In an alternative embodiment, the cover plate may be flat and planar although this is not the preferred embodiment in that on occasion, air can become trapped in the center portion.

Patent Citations
Cited PatentFiling datePublication dateApplicantTitle
US3153145 *Sep 28, 1961Oct 13, 1964Simon YerkovichChi-ray film cassette
US3958125 *Dec 6, 1974May 18, 1976Agfa-Gevaert, A.G.X-ray casette with a snap-action closure system
US4032790 *May 3, 1976Jun 28, 1977Fuji Photo Film Co., Ltd.X-ray film cartridge
Referenced by
Citing PatentFiling datePublication dateApplicantTitle
US4339038 *Apr 21, 1980Jul 13, 1982Agfa-Gevaert AktiengesellschaftReinforced flexible x-ray film cassette
US4350248 *Apr 21, 1980Sep 21, 1982Agfa-Gevaert AktiengesellschaftX-Ray film cassette with magnetically attracted confining plates
US4538294 *Feb 10, 1984Aug 27, 1985Tokyo Shibaura Denki Kabushiki KaishaX-Ray film-holding device with convex cushion members
US4782505 *Nov 26, 1986Nov 1, 1988Kabushiki Kaisha ToshibaX-ray film holding apparatus providing tight contact between film and intensifying screen

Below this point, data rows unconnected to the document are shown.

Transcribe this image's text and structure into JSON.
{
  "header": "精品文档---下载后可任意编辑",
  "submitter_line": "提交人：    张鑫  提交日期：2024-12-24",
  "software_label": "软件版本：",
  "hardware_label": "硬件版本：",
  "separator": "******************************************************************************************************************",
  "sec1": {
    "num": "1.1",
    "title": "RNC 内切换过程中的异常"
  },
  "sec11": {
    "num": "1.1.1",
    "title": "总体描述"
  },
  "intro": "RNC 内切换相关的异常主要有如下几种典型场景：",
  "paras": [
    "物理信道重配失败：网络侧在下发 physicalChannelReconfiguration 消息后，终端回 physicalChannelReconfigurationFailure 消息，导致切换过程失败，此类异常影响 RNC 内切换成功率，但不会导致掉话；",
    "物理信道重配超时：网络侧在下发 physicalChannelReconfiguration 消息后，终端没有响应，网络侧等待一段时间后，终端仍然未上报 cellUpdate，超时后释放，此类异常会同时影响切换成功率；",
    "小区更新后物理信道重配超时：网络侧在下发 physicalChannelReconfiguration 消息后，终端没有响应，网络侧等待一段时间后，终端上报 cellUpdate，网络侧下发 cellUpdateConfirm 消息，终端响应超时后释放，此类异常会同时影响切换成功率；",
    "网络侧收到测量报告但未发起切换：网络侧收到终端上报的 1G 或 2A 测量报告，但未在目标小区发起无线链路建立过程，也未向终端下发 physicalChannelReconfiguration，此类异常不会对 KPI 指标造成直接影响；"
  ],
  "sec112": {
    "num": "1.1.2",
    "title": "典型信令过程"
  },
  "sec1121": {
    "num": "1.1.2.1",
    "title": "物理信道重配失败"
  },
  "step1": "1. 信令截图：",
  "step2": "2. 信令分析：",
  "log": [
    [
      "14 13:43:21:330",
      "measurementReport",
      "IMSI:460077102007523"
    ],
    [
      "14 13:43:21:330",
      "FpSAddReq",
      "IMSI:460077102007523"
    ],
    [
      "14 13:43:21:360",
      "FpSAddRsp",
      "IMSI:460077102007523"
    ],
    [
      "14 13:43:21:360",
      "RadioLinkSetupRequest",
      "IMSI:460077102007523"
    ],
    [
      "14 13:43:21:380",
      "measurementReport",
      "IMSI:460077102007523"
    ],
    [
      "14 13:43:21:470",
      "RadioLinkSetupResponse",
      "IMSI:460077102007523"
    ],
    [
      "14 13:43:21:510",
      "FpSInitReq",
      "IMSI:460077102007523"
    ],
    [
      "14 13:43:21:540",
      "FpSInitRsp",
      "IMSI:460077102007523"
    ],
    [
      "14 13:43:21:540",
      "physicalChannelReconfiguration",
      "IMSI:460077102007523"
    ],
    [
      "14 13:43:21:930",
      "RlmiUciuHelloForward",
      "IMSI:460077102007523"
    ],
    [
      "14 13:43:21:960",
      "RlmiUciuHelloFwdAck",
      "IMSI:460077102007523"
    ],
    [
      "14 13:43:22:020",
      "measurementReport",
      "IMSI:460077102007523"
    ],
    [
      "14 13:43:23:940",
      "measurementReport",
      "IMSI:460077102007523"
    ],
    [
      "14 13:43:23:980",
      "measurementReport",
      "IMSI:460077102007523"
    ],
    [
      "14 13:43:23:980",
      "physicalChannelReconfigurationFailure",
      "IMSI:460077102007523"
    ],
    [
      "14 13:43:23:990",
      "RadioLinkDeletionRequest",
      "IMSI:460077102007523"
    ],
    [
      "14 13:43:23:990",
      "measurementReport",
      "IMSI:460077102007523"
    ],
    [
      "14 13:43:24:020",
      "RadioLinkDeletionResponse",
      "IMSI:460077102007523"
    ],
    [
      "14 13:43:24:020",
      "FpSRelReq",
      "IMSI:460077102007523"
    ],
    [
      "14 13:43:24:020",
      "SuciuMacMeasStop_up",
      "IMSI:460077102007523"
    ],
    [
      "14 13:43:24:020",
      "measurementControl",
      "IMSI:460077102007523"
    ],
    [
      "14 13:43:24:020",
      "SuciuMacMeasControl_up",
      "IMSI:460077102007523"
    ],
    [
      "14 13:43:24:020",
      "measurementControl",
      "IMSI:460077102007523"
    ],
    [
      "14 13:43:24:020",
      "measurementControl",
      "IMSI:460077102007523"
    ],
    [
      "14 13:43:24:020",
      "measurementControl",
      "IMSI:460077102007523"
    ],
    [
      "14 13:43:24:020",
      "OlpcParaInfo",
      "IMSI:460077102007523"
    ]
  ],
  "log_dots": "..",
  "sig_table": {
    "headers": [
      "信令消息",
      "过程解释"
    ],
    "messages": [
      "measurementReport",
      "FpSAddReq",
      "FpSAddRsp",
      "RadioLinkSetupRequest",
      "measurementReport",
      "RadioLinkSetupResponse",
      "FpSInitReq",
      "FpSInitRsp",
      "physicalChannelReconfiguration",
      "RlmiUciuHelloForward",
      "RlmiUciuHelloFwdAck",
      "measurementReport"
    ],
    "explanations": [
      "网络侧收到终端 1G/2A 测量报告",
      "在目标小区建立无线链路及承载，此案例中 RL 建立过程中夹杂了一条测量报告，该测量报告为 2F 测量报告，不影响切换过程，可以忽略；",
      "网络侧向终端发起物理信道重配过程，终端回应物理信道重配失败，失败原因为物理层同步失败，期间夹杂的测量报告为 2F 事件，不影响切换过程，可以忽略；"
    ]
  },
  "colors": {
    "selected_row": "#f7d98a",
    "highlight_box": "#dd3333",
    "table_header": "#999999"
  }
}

US4900644 *Jun 10, 1988Feb 13, 1990E. I. Du Pont De Nemours And CompanyUnsharp masking of diagnostic radiation intensifying screens
US4951306 *Jun 22, 1989Aug 21, 1990Eastman Kodak CompanyX-ray cassettes
US5008920 *Nov 27, 1989Apr 16, 1991Liebel-Flarsheim CompanyX-ray film cassette with flexible grid bonded to prestressed cover
US5083764 *Jul 16, 1990Jan 28, 1992E. I. Du Pont De Nemours And CompanySuction cup for curling a sheet near its edge and method of use
US5388140 *Jun 30, 1993Feb 7, 1995Eastman Kodak CompanyFilm cassette
US5652781 *Apr 24, 1996Jul 29, 1997Eastman Kodak CompanyIntensifying x-ray film cassette
US8860630Jan 15, 2010Oct 14, 2014Mitsubishi Electric CorporationAntenna apparatus and method for manufacturing the same
US8939289 *Dec 19, 2012Jan 27, 2015Shenzhen China Star Optoelectronics Technology Co., LtdPacking box for liquid crystal display panel and waterproof structure thereof
US20110313418 *May 19, 2011Dec 22, 2011Arkadijus NikonovasOrthopedic fixation with imagery analysis
EP0181446A1 *Oct 18, 1982May 21, 1986Fuji Photo Film Co., Ltd.Radiation image recording and read-out system
WO1990016010A1 *Jun 19, 1990Dec 23, 1990Eastman Kodak CoImprovements in or relating to x-ray cassettes
Classifications
U.S. Classification378/187, 378/188
International ClassificationG03B42/04
Cooperative ClassificationG03B42/04
European ClassificationG03B42/04